It’s all there, laid out in the party platform for everyone to see:
- Our current immigration system has been broken for far too long.
- The U.S. needs comprehensive immigration reform, not just piecemeal efforts.
- We are committed to pursuing tough, practical, and humane immigration reform in the first year of the next administration.
- We cannot continue to allow people to enter the United States undetected, undocumented, and unchecked.
- America needs to secure our borders, and support additional personnel, infrastructure, and technology on the border and at our ports of entry.
Can you believe these talking points came from the Democrats?
No, really! These are the immigration policies laid out in the 2008 DNC Platform. Democrats of a decade ago were much closer to Donald Trump’s brand of populism than they are now. And it’s not just immigration: Democrats have raised hell about numerous Trump decisions that their past platforms have supported.
2008 DNC Platform On Immigration
As the DACA fight plays out, the Democrats are merely looking to piecemeal policies that benefit just a specific voting block. Anyone unwilling to vote for the Dreamers, independent of comprehensive immigration reform, are called racists, which is certainly divides us by playing on worst instincts.
Hmmm. We need to secure our borders, and support additional personnel, infrastructue, and technology on the border. America has 2 borders but the Democrats believed only one needs more infrastructure and personnel. That sounds a lot like a wall and more border patrol agents on the southern border – exactly what Trump has asked for.
Can you imagine the outrage if Donald Trump stated that people living here illegally must learn English and go to the back of the line for the opportunity to become citizens? He would be called a racist on the pages of the New York Times. Oh wait, that happens weekly.
So to conclude, the DNC Platform says we should:
- Prevent illegal immigration;
- Punish those who employ illegal immigrants;
- Secure our borders with infrastructure (read: wall), personnel (read: more border patrol), and technology;
- Give border patrol more equipment and intelligence; and
- Insist that immigrants assimilate into American culture.
The Democrats sure have “evolved” on immigration.
On Jerusalem as the capital of Israel
The day after claiming the nomination in 2008, Obama made sure that his position on Jerusalem was clear:
Six weeks later, the DNC platform echoed the views of candidate Barack Obama.
Obama’s views remained unchanged as he sought reelection in 2012. But the DNC Platform Committee had voted to leave out the pledge to Israel.

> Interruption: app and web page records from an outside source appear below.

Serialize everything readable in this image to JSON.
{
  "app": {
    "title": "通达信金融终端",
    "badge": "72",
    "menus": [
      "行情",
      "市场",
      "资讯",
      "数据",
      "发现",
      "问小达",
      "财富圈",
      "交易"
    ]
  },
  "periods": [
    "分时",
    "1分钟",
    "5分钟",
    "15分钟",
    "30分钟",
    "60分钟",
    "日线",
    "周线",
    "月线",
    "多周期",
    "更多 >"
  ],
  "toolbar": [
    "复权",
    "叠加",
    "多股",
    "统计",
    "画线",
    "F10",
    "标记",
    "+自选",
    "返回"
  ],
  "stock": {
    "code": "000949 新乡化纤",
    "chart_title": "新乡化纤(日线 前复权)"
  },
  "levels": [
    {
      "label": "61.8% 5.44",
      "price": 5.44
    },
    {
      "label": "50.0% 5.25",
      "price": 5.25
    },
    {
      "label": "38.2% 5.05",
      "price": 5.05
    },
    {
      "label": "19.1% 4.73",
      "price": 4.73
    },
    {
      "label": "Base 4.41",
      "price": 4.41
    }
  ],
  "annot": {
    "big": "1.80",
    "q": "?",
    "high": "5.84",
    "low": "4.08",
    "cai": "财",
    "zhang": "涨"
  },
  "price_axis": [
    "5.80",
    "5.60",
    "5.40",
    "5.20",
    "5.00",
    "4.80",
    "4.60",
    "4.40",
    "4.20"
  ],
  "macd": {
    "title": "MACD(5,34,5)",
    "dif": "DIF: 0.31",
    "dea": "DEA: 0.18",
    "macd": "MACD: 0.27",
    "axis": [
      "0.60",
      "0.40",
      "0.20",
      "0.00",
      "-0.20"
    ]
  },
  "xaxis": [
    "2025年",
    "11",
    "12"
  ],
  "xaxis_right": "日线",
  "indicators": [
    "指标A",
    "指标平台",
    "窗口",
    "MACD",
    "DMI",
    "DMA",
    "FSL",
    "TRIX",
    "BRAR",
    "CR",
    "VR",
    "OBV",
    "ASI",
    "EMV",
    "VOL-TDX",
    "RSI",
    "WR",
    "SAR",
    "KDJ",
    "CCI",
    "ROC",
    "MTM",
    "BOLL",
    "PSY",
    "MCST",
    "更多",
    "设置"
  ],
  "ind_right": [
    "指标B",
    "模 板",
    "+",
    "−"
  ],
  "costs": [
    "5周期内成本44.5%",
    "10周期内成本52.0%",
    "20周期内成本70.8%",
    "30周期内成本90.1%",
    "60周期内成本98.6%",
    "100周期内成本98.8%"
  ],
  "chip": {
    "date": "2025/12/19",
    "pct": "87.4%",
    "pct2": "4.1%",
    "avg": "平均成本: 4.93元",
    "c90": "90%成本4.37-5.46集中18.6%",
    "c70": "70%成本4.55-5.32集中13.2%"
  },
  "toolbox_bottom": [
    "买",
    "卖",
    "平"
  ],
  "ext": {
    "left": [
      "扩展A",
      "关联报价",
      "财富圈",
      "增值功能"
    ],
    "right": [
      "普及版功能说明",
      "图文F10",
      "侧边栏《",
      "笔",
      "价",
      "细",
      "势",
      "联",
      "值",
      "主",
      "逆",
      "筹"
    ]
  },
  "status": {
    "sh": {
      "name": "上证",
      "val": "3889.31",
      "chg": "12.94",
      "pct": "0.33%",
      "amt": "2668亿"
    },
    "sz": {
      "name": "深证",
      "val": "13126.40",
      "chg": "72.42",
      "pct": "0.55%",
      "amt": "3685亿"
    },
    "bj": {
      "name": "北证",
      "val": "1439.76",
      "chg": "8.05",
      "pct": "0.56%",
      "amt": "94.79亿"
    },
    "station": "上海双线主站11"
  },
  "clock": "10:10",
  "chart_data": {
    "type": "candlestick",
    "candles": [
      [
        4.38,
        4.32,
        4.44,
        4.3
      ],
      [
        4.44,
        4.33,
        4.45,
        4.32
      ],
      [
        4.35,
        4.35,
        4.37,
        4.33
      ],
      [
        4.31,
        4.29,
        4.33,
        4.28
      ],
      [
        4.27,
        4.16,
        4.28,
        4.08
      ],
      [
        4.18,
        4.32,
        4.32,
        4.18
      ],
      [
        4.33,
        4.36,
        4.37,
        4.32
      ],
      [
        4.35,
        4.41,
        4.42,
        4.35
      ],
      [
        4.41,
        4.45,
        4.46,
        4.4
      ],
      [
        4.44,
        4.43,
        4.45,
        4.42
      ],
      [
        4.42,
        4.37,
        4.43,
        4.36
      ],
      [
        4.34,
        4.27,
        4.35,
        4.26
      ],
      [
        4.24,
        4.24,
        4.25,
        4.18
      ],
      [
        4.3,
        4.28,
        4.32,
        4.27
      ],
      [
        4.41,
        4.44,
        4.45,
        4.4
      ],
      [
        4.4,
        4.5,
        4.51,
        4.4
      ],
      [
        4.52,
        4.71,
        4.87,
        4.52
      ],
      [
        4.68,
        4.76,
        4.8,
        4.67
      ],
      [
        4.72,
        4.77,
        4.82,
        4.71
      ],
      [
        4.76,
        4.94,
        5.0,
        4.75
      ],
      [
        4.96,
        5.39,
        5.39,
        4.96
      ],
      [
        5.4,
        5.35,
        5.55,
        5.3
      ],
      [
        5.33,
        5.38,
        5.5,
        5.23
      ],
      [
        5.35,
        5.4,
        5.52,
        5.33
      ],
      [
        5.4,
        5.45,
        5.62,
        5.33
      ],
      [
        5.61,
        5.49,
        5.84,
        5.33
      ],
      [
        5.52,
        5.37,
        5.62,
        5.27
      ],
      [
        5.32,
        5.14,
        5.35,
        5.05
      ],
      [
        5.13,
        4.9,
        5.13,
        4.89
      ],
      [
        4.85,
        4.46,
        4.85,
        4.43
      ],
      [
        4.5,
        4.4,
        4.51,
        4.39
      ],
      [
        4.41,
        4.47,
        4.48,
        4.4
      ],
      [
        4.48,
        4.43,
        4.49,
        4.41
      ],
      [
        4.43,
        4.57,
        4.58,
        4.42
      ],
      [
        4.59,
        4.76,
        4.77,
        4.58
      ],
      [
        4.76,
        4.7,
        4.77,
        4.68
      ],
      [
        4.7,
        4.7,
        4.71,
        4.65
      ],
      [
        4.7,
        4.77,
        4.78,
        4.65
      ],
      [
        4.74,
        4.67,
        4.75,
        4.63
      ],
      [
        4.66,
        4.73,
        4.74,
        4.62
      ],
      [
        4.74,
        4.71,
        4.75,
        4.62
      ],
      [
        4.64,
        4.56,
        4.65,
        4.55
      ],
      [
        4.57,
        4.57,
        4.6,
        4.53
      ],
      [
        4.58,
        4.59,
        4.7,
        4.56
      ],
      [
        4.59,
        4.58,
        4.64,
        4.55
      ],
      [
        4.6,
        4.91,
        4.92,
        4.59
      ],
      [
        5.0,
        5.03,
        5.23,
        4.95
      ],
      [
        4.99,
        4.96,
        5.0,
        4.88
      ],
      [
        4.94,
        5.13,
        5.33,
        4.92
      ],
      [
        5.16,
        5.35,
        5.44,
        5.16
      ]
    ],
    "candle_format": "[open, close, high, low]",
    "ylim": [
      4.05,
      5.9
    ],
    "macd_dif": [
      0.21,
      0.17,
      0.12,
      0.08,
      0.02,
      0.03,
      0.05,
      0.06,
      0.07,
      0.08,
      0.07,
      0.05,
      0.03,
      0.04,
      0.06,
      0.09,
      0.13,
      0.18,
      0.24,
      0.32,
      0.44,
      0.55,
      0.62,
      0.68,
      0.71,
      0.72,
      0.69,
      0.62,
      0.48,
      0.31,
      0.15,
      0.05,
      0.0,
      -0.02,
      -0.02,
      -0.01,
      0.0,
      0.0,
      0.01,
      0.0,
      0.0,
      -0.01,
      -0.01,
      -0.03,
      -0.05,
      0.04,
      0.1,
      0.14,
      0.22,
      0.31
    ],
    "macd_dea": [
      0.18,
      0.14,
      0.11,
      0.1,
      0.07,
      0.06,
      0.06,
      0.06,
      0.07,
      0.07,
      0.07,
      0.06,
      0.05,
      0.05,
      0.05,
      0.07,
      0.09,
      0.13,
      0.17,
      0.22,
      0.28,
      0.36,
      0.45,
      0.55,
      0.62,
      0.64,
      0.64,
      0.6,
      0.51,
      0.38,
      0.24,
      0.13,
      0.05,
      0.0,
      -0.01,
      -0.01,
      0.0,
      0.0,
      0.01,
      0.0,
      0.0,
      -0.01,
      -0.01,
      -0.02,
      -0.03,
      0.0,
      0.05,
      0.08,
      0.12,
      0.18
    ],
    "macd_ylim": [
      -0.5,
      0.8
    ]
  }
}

The President pushed the convention to vote on restoring the language regarding Jerusalem, fearing backlash from Republicans and the Jewish community.
In 1995, the Jerusalem Embassy Act recognized Jerusalem as the capital of Israel and called for the embassy to be moved there. The Act was overwhelmingly adopted by the Senate (93–5) and the House (374–37) and became law.
The last 3 presidents spent decades putting off the decision until President Trump declared Jerusalem as Israel’s capital and began work to move the US Embassy there from Tel Aviv.
On NAFTA Renegotiations
The governments of the U.S., Canada, and Mexico are currently looking for ways to modernize NAFTA after President Trump called it a bad deal. Trump’s main issue is that America has a $63 billion trade imbalance with Mexico. But he’s not the only one. The DNC and Obama felt the same way in 2008.
A centrist Democratic Party with a likable and electable candidate wins presidential contests. If the party continues to push to the left, they will find their chances weakened in the midterms and beyond.